TASK TO COMPLETE:
Determine how many lines below include the string "true". Reply with the number only.

[Dataset rows for apps and sites]
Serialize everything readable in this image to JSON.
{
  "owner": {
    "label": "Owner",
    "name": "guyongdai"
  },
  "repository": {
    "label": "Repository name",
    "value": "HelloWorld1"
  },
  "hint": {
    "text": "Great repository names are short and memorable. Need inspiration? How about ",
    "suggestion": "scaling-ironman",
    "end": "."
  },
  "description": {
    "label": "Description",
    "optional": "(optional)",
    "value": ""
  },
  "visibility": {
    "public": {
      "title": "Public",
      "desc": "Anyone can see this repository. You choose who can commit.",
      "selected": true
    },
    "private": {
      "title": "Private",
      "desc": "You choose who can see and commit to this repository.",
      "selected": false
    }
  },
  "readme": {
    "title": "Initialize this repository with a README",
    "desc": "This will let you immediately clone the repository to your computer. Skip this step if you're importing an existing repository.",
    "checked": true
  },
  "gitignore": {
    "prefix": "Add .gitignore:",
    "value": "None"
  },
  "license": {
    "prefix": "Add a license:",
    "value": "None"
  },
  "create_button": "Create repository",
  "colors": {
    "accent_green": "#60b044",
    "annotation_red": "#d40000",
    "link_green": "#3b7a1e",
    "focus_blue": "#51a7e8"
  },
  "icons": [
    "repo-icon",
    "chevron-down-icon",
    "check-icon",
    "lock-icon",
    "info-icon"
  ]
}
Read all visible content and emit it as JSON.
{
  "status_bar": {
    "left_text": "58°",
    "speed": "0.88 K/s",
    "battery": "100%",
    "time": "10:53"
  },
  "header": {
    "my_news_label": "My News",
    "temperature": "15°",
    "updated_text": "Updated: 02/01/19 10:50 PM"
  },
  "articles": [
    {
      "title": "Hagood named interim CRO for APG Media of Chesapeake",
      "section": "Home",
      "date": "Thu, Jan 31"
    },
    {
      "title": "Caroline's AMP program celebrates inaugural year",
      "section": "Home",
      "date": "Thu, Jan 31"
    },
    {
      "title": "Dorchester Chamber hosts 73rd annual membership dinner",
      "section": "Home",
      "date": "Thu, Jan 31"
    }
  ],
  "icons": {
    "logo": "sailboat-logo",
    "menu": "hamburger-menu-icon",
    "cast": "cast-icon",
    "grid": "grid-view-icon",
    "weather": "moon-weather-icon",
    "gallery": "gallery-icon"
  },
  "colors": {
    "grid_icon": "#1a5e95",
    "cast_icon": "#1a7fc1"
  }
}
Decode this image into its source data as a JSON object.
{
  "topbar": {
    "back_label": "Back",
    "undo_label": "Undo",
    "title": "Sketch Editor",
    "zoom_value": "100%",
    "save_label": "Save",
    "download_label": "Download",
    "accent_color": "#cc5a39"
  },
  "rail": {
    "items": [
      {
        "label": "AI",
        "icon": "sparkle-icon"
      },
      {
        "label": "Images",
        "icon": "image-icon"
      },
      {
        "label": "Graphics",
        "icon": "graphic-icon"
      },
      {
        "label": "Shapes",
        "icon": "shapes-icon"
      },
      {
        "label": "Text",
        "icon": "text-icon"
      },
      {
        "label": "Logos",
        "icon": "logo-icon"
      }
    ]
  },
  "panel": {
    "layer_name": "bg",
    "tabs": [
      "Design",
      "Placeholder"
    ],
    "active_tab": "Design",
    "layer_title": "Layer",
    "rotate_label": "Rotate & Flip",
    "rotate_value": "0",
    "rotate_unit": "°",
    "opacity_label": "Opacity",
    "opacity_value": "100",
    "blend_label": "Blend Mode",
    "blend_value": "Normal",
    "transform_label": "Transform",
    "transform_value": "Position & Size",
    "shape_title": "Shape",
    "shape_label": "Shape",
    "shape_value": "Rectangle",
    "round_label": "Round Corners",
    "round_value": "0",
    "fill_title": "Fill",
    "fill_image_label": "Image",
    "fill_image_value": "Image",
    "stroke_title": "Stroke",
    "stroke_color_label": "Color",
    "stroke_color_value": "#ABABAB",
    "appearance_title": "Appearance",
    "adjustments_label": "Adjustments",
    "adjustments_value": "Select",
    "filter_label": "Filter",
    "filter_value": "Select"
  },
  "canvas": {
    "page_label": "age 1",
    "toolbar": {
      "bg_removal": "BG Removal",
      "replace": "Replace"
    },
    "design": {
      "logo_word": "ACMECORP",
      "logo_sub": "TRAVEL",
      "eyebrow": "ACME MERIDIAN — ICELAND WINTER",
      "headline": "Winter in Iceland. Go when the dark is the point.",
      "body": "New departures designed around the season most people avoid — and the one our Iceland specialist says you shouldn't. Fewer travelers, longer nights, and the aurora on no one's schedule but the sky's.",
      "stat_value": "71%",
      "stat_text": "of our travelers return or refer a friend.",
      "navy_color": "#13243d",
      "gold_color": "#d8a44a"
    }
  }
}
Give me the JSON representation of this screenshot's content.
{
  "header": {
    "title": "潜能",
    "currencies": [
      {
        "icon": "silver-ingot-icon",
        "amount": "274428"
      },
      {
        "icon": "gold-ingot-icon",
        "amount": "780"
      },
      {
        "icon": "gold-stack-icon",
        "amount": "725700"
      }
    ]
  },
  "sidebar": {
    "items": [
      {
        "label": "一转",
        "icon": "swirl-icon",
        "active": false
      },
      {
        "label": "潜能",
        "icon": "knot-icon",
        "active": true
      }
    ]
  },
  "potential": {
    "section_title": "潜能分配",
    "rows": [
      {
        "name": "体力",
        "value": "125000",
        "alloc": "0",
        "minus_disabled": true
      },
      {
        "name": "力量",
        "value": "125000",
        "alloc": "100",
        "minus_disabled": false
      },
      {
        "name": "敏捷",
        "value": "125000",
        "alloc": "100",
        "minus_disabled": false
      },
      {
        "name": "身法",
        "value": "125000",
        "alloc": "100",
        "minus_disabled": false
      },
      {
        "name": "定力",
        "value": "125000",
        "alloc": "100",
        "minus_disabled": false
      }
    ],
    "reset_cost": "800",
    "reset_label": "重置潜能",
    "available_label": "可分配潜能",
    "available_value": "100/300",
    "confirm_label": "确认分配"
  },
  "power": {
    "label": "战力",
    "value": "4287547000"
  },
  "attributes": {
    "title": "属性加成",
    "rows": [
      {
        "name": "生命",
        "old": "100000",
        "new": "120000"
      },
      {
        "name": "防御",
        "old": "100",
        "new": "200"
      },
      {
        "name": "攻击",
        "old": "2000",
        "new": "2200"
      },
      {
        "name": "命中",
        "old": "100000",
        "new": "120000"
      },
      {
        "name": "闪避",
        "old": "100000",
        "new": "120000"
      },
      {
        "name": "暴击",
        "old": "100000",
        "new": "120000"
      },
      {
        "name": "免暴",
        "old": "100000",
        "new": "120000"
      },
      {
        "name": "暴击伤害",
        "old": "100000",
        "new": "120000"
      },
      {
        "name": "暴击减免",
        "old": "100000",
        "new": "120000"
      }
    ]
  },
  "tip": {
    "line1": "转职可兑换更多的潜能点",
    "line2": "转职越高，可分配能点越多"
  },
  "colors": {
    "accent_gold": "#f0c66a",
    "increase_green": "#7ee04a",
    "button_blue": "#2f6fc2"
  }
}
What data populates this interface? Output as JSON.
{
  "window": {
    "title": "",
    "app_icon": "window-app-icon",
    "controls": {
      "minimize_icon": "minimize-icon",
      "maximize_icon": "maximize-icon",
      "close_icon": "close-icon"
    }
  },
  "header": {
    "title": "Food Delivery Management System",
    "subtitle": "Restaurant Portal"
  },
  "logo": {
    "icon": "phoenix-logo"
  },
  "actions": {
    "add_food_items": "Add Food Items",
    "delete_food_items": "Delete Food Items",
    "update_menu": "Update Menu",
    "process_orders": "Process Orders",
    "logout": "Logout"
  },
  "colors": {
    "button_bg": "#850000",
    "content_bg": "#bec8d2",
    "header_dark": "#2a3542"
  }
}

WRITTEN ANSWER:
4